Stay tuned for Mr Bambuckle’s Remarkables on the Lookout in early 2019 when Vex Vron goes missing…

Happy reading!

Monsters by Anna Fienberg and illustrated by Kim Gamble and Stephen Axelsen

If you worry about monsters in your bedroom then Tildy and Hendrik have a plan for you…

Tildy knows there are monsters in her bedroom. They are hiding under her bed, reading her books and playing with her games. They’re big and bold and bossy and sail into her bedroom on the moonlight. Only Tildy can see the monsters. She sleeps with one eye open and the monsters are making her miserable. Hendrik, a new boy arrives at school and also knows about monsters. He becomes Tilda’s friend and has a plan to help Tildy deal with with her monsters.

Monsters isn’t a scary book. It is a warm and playful and encourages us to be brave. Part of the story is set in Kim Gamble’s childhood garden, where as a child he would lie for hours on his back looking up at the clouds, seeing ships, dragons and monsters. Kim Gamble and Stephen Axelson have let their imaginations run wild to create an array of monsters that cheekily play and hide on the pages of the book.

How many different types of monsters you can find? Draw the monsters that hide in your bedroom or use your imagination to create and draw your own scary, funny, fierce or friendly monsters. 

Kim Gamble is one of my favourite illustrators with his whimsical water colour illustrations. You will know Anna Fienberg and Kim Gamble from the much loved Tashi series they created together. In this video, Kim uses chalk pastel to create a scene for Tashi and the Golem. It’s magical!

A Final Note:

Sadly Kim Gamble passed away in 2016 before he finished the illustrations for Monsters. In a beautiful example of friendship, his childhood friend and illustrator Stephen Axelsen finished the illustrations for Anna and Kim’s book.

Thank you for giving us one last book to read and treasure Anna, Kim and Stephen.

Happy reading!

Teacher Notes

 

Fearless Frederic by Felice Arena
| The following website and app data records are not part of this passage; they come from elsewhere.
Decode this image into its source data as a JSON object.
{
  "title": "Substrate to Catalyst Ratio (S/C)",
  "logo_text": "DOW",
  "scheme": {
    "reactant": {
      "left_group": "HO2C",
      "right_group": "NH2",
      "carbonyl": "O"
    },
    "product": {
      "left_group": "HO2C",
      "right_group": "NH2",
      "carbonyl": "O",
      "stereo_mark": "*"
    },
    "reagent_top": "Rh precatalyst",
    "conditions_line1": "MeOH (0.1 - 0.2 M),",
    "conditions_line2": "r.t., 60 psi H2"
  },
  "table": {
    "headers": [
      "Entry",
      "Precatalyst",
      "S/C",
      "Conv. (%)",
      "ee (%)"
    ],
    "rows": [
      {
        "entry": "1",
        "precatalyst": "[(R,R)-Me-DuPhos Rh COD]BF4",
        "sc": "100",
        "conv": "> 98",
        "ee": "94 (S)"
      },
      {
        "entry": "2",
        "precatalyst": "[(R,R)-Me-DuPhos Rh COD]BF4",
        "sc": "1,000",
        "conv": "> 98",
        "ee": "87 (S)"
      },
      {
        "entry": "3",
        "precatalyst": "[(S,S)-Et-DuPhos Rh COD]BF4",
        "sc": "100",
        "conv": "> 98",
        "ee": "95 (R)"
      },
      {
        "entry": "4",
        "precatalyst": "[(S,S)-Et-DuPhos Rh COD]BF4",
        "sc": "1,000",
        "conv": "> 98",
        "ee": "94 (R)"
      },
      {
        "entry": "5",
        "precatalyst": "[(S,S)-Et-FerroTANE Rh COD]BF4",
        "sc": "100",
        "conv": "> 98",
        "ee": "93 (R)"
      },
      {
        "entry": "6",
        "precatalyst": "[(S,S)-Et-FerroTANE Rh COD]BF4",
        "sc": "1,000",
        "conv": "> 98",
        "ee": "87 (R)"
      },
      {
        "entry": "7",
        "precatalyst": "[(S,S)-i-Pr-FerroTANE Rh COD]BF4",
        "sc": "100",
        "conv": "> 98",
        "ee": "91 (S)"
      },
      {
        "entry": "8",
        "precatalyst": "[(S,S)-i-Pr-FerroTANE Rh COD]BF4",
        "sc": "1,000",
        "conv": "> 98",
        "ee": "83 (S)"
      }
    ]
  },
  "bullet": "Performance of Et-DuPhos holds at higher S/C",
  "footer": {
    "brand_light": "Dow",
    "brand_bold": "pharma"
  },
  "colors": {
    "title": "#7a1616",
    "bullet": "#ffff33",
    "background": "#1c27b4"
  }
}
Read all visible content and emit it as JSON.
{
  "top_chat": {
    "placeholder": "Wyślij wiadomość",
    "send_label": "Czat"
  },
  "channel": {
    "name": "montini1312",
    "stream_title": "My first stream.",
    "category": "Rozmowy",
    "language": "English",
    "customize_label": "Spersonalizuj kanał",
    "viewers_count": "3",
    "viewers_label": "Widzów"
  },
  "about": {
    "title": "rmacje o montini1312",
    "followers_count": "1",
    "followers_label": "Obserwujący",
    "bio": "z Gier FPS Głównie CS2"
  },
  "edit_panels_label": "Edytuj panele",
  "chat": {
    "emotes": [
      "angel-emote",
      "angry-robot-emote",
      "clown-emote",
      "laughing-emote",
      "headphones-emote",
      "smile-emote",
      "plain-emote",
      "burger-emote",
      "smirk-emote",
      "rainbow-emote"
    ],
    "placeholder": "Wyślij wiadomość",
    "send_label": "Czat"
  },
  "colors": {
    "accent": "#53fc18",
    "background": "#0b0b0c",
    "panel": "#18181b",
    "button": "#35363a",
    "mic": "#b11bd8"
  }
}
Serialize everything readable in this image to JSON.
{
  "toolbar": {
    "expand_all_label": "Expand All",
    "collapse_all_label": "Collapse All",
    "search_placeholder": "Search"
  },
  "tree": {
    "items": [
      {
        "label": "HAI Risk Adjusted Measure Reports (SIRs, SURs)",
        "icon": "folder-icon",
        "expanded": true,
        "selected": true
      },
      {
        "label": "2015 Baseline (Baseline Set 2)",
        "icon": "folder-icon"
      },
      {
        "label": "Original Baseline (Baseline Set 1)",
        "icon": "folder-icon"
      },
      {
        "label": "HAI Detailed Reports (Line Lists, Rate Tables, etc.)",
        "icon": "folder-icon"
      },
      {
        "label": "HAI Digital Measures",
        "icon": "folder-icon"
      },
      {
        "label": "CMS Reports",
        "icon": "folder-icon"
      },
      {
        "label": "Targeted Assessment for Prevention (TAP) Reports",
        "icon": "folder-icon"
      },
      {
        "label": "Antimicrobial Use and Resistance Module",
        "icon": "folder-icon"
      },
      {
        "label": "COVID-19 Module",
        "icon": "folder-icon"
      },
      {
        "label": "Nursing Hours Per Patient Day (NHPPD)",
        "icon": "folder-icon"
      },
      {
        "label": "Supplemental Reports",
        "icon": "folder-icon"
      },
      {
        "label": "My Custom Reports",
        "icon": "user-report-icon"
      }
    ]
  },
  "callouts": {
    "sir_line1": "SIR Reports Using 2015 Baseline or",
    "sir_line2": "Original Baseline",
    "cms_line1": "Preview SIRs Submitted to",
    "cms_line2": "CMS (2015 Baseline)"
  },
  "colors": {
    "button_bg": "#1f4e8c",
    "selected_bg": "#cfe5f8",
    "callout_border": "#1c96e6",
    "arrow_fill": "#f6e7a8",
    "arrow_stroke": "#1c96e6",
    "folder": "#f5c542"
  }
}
Last year Felice Arena’s writing took a new turn when he released his first historical fiction novel. The Boy and the Spy took his readers on thrilling spy adventure set in Sicily during World War Two. I know there will be many readers excited to read his latest historical fiction novel Fearless Frederic.

In Fearless Frederic, readers are transported to Paris during the ‘Great Flood’ of 1910 when many people were made homeless as the water from the River Seine rose up through the sewers into their homes. The lives of Frederic, Claire and Thierry intersect in an exciting adventure where friendship and courage are central. They become the Floodwater Friends as they rescue others from rising flood waters, encounter a dangerous escaped zoo animal and battle against pickpockets and looters. Frederic learns important lessons as they work together like the Three Musketeers to stop art thieves and bring about justice for Frederic’s father.

You are going to be immersed in life in Paris in 1910 and swept up in this fast moving adventure.

Don’t forget to read the back of the book where Felice explains how he came to the idea for this story and the research he undertook to ensure his story is realistic and accurate. You can also read the back story of Fearless Frederic in this interview with Felice.

After reading Fearless Frederic, I have a list of places to visit and thanks to Thierry, the magnificent Sainte Genevieve library is at the top of my list!

Look closely as you watch the book trailer. Can you see a creature?

Happy reading!

Teacher notes